YOUR OBJECTIVE: A single figure is expected: how many lines of the data that follows contain the word "title".

INPUT RECORDS:
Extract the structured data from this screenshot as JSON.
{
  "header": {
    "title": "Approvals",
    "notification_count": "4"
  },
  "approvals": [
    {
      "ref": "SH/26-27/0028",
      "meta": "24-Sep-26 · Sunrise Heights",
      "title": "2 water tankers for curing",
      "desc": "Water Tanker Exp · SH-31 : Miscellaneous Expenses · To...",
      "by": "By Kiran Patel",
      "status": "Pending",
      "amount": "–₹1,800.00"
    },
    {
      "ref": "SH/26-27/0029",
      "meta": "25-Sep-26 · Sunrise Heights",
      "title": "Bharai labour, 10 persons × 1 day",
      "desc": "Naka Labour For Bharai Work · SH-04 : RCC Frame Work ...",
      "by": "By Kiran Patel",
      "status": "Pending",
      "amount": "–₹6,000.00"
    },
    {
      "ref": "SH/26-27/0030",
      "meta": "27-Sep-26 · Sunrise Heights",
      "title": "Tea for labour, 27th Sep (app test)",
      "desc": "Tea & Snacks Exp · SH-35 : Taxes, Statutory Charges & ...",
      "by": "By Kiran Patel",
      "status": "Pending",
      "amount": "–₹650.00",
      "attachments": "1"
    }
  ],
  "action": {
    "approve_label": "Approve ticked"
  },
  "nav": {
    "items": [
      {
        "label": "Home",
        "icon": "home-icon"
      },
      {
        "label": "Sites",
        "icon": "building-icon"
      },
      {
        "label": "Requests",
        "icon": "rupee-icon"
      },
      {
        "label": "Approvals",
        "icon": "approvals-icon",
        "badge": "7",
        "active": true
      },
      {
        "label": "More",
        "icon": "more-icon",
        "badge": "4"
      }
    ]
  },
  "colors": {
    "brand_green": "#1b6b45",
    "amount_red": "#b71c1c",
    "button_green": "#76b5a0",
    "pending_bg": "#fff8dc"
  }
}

COMPLETED EXERCISE: 4